Women of Reform Judaism (WRJ) has enjoyed strong bonds with, and a deep connection to, the State of Israel from its earliest days. WRJ collaborates with and supports the work of the Israel Movement for Progressive Judaism, Women of the Wall, and the Israel Religious Action Center, to name a few, and, through the YES Fund (Youth, Education and Special Projects), WRJ grants tens of thousands of dollars each year to Israeli organizations. WRJ organizes missions to Israel, and members and staff visit Israel often and have family and friends there. WRJ-Israel was founded in 2009 and today includes 27 Israeli WRJ-affiliated women’s groups.

WRJ is committed to advancing religious pluralism and equal rights for women and minorities in Israel and works collaboratively with the World Union for Progressive Judaism (WUPJ) and other organizations to secure the rights and well-being of Jews wherever they live. WRJ’s commitment to and interest in Israel is best demonstrated by the many times it has spoken out for and about Israel through statements and resolutions.

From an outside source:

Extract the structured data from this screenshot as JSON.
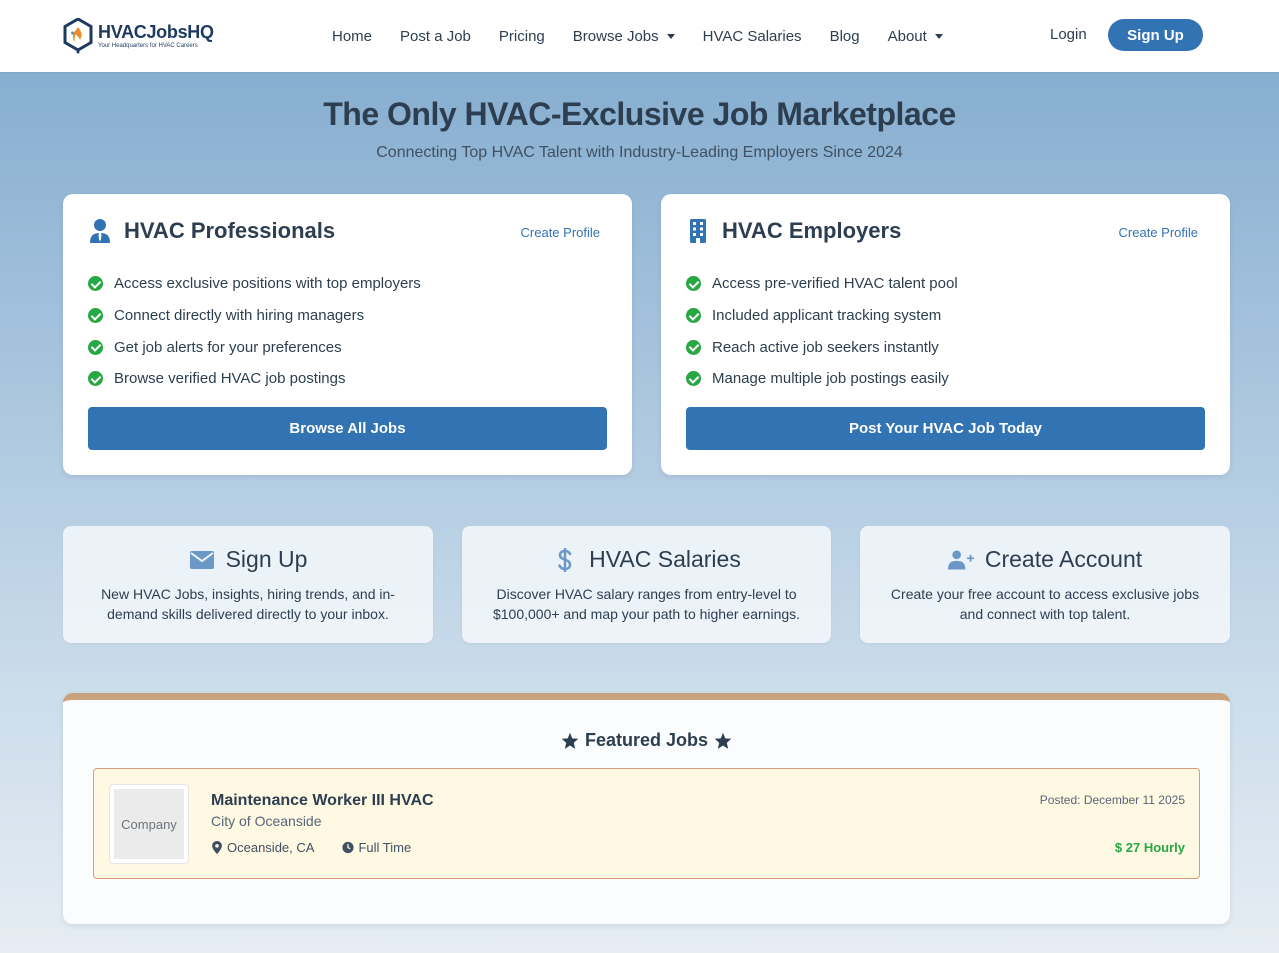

Since 1915, WRJ has issued almost 100 statements and resolutions that relate to Israel. In 1993, WRJ passed a resolution on Pluralism in Israel reaffirming our commitment to religious pluralism in Israel and our support of religious rights for all Israelis.

Today, deeply troubled by recent developments in Israel, we, the Board of WRJ, feel compelled to speak out against the abuse of power by ultra-Orthodox authorities in Israel and the escalating discrimination against those who do not share their beliefs. These alarming developments include suspension of the promise of an egalitarian prayer space at the Kotel, demeaning body searches of female Hebrew Union College - Jewish Institute of Religion students at the Kotel, and introduction of the Conversion Bill, which would diminish the rights of non-Orthodox Jews in Israel.

We yearn for a State of Israel where Jews can freely practice their religion according to their beliefs, where the rights of minorities, women, converts, and non-ultra-Orthodox Jews are respected and recognized. Yet, we are increasingly fearful for the future of Israel as a pluralistic democracy that will uphold the rights of all its citizens.

On June 25, the Netanyahu administration’s decision to freeze its previously agreed-upon plan to develop an egalitarian worship space at the Kotel sent a clear signal to both Israeli Jews and Jews of the Diaspora that it is not interested in a building a pluralistic, all-encompassing, tolerant society worthy of the Zionist ideals of its founding mothers and fathers. Government officials have routinely relinquished their responsibility to assure the safety and rights of all worshippers at the Kotel as women are harassed, sometimes violently, during the monthly Women of the Wall Rosh Chodesh celebrations. Most recently, young women from our own Reform Movement seminary, HUC-JIR, were inappropriately searched by Israeli authorities as they sought to worship with other women in that holy space. Until there is an egalitarian section at the Kotel, and until Israeli authorities fully implement their own laws regarding equal rights for women, such abuses are likely to continue.

On the same day that the Prime Minister of Israel announced the abrogation of the Kotel agreement, the government advanced a Conversion Bill that would exclusively place the power of Jewish conversions in Israel in the hands of the ultra-Orthodox Chief Rabbinate. This bill would delegitimize conversions performed in Israel by the Reform and Conservative movements, potentially excluding conversions of thousands of people already converted, and excluding such conversions going forward. We were heartened by the subsequent decision to delay the Conversion Bill for six months and hope it reflects a growing recognition by the Israeli Government that this legislation will accelerate the divide between Jews of the Diaspora and Israeli Jews, precisely at a time when global Jewish unity is more important than ever. Nonetheless, we remain deeply outraged by the Conversion Bill and oppose it in the strongest terms.

During these Yamim HaNoraim, these Ten Days of Awe, a holy time of repentance, prayer, and serious introspection, we, the Board of Women of Reform Judaism, call on the Government of Israel to:

  1. Recognize, uphold, and preserve the rights of minorities, women, converts, and non-ultra-Orthodox Jews.
  2. Support religious pluralism and equality in Israel for all streams of Judaism.
  3. Reverse its position on the Conversion Bill now under consideration.
  4. Lift the freeze on the Kotel resolution.
  5. Recognize the right of all Jews to practice their faith in Israel according to their beliefs.

We pray that Israel will become a home for all Jews, Reform, Conservative and Orthodox alike, where all can practice their faith according to their beliefs.